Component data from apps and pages
::::
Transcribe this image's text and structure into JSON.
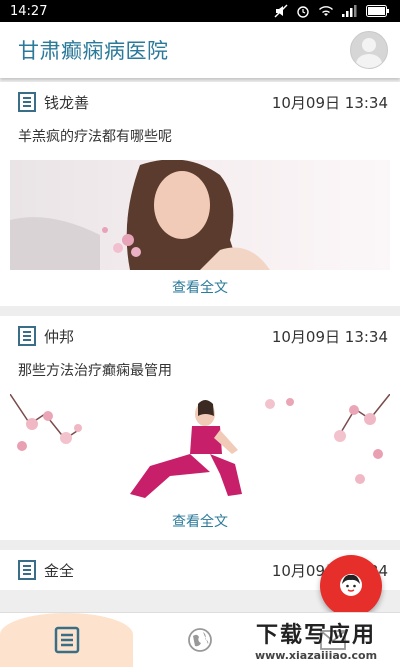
{
  "statusbar": {
    "time": "14:27"
  },
  "app": {
    "title": "甘肃癫痫病医院"
  },
  "posts": [
    {
      "author": "钱龙善",
      "time": "10月09日 13:34",
      "title": "羊羔疯的疗法都有哪些呢",
      "read_more": "查看全文"
    },
    {
      "author": "仲邦",
      "time": "10月09日 13:34",
      "title": "那些方法治疗癫痫最管用",
      "read_more": "查看全文"
    },
    {
      "author": "金全",
      "time": "10月09日 13:34"
    }
  ],
  "watermark": {
    "main": "下载写应用",
    "sub": "www.xiazaiiiao.com"
  },
  "icons": {
    "bottom_nav": [
      "article-list-icon",
      "globe-icon",
      "mail-icon"
    ],
    "fab": "doctor-avatar-icon"
  }
}
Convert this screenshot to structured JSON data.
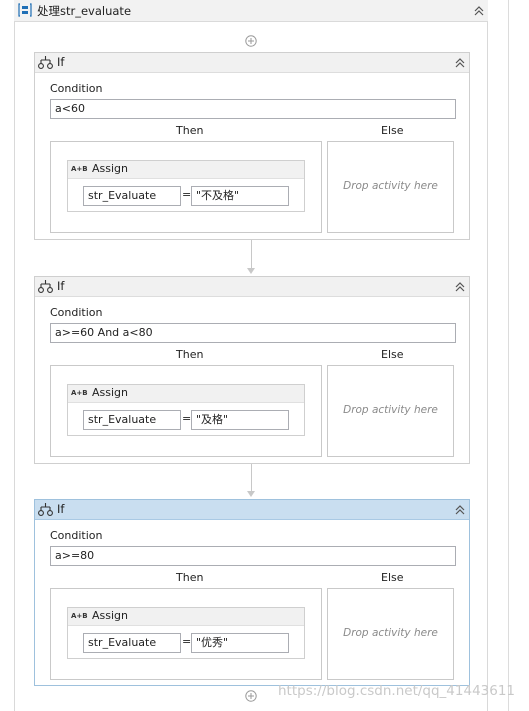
{
  "sequence": {
    "title": "处理str_evaluate"
  },
  "if_blocks": [
    {
      "title": "If",
      "condition_label": "Condition",
      "condition": "a<60",
      "then_label": "Then",
      "else_label": "Else",
      "else_placeholder": "Drop activity here",
      "assign": {
        "title": "Assign",
        "icon_text": "A+B",
        "to": "str_Evaluate",
        "equals": "=",
        "value": "\"不及格\""
      }
    },
    {
      "title": "If",
      "condition_label": "Condition",
      "condition": "a>=60 And a<80",
      "then_label": "Then",
      "else_label": "Else",
      "else_placeholder": "Drop activity here",
      "assign": {
        "title": "Assign",
        "icon_text": "A+B",
        "to": "str_Evaluate",
        "equals": "=",
        "value": "\"及格\""
      }
    },
    {
      "title": "If",
      "condition_label": "Condition",
      "condition": "a>=80",
      "then_label": "Then",
      "else_label": "Else",
      "else_placeholder": "Drop activity here",
      "assign": {
        "title": "Assign",
        "icon_text": "A+B",
        "to": "str_Evaluate",
        "equals": "=",
        "value": "\"优秀\""
      }
    }
  ],
  "watermark": "https://blog.csdn.net/qq_41443611"
}
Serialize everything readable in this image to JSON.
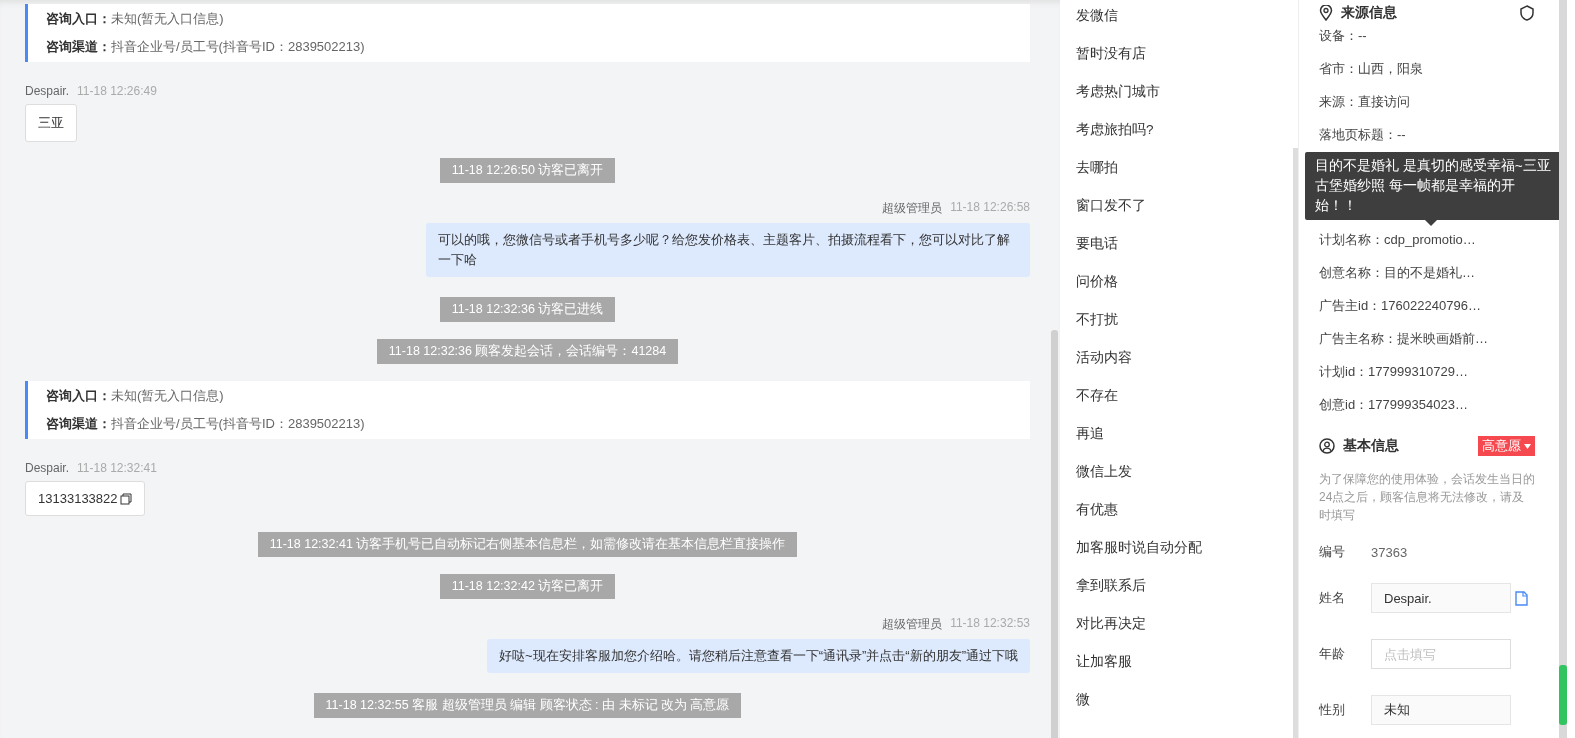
{
  "chat": [
    {
      "kind": "info_card",
      "rows": [
        {
          "label": "咨询入口：",
          "value": "未知(暂无入口信息)"
        },
        {
          "label": "咨询渠道：",
          "value": "抖音企业号/员工号(抖音号ID：2839502213)"
        }
      ]
    },
    {
      "kind": "visitor_sender",
      "name": "Despair.",
      "time": "11-18 12:26:49"
    },
    {
      "kind": "visitor_bubble",
      "text": "三亚",
      "copyable": false
    },
    {
      "kind": "system",
      "text": "11-18 12:26:50 访客已离开"
    },
    {
      "kind": "agent_sender",
      "name": "超级管理员",
      "time": "11-18 12:26:58"
    },
    {
      "kind": "agent_bubble",
      "text": "可以的哦，您微信号或者手机号多少呢？给您发价格表、主题客片、拍摄流程看下，您可以对比了解一下哈"
    },
    {
      "kind": "system",
      "text": "11-18 12:32:36 访客已进线"
    },
    {
      "kind": "system",
      "text": "11-18 12:32:36 顾客发起会话，会话编号：41284"
    },
    {
      "kind": "info_card",
      "rows": [
        {
          "label": "咨询入口：",
          "value": "未知(暂无入口信息)"
        },
        {
          "label": "咨询渠道：",
          "value": "抖音企业号/员工号(抖音号ID：2839502213)"
        }
      ]
    },
    {
      "kind": "visitor_sender",
      "name": "Despair.",
      "time": "11-18 12:32:41"
    },
    {
      "kind": "visitor_bubble",
      "text": "13133133822",
      "copyable": true
    },
    {
      "kind": "system",
      "text": "11-18 12:32:41 访客手机号已自动标记右侧基本信息栏，如需修改请在基本信息栏直接操作"
    },
    {
      "kind": "system",
      "text": "11-18 12:32:42 访客已离开"
    },
    {
      "kind": "agent_sender",
      "name": "超级管理员",
      "time": "11-18 12:32:53"
    },
    {
      "kind": "agent_bubble",
      "text": "好哒~现在安排客服加您介绍哈。请您稍后注意查看一下“通讯录”并点击“新的朋友”通过下哦"
    },
    {
      "kind": "system",
      "text": "11-18 12:32:55 客服 超级管理员 编辑 顾客状态 : 由 未标记 改为 高意愿"
    }
  ],
  "quick_replies": [
    "发微信",
    "暂时没有店",
    "考虑热门城市",
    "考虑旅拍吗?",
    "去哪拍",
    "窗口发不了",
    "要电话",
    "问价格",
    "不打扰",
    "活动内容",
    "不存在",
    "再追",
    "微信上发",
    "有优惠",
    "加客服时说自动分配",
    "拿到联系后",
    "对比再决定",
    "让加客服",
    "微"
  ],
  "source_info": {
    "title": "来源信息",
    "rows_before_tooltip": [
      "设备：--",
      "省市：山西，阳泉",
      "来源：直接访问",
      "落地页标题：--"
    ],
    "tooltip": "目的不是婚礼 是真切的感受幸福~三亚古堡婚纱照 每一帧都是幸福的开始！！",
    "rows_after_tooltip": [
      "计划名称：cdp_promotio…",
      "创意名称：目的不是婚礼…",
      "广告主id：176022240796…",
      "广告主名称：提米映画婚前…",
      "计划id：177999310729…",
      "创意id：177999354023…"
    ]
  },
  "basic_info": {
    "title": "基本信息",
    "intent_badge": "高意愿",
    "notice": "为了保障您的使用体验，会话发生当日的24点之后，顾客信息将无法修改，请及时填写",
    "fields": [
      {
        "kind": "text",
        "label": "编号",
        "value": "37363"
      },
      {
        "kind": "input",
        "label": "姓名",
        "value": "Despair.",
        "copy": true
      },
      {
        "kind": "input",
        "label": "年龄",
        "placeholder": "点击填写",
        "copy": false
      },
      {
        "kind": "input",
        "label": "性别",
        "value": "未知",
        "copy": false
      }
    ]
  }
}
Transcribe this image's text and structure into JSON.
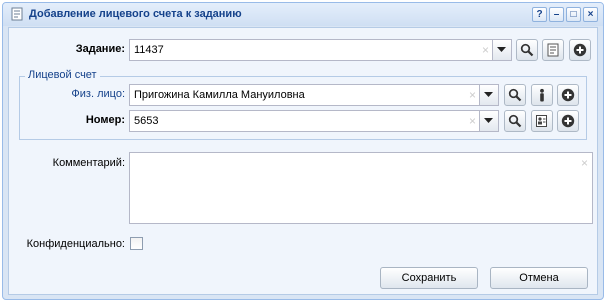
{
  "window": {
    "title": "Добавление лицевого счета к заданию",
    "title_icon": "document-scroll-icon",
    "tools": [
      "help-icon",
      "minimize-icon",
      "maximize-icon",
      "close-icon"
    ]
  },
  "form": {
    "task": {
      "label": "Задание:",
      "value": "11437",
      "clear": "×"
    },
    "fieldset_legend": "Лицевой счет",
    "person": {
      "label": "Физ. лицо:",
      "value": "Пригожина Камилла Мануиловна",
      "clear": "×"
    },
    "number": {
      "label": "Номер:",
      "value": "5653",
      "clear": "×"
    },
    "comment": {
      "label": "Комментарий:",
      "value": "",
      "clear": "×"
    },
    "confidential": {
      "label": "Конфиденциально:",
      "checked": false
    }
  },
  "buttons": {
    "save": "Сохранить",
    "cancel": "Отмена"
  },
  "tool_glyphs": {
    "help": "?",
    "minimize": "–",
    "maximize": "□",
    "close": "×"
  },
  "colors": {
    "title_text": "#15428b",
    "window_border": "#99bbe8",
    "panel_bg": "#f0f5fc"
  }
}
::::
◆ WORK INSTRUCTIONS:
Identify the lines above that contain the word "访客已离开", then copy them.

◆ EXERCISE OUTPUT:
      "text": "11-18 12:26:50 访客已离开"
      "text": "11-18 12:32:42 访客已离开"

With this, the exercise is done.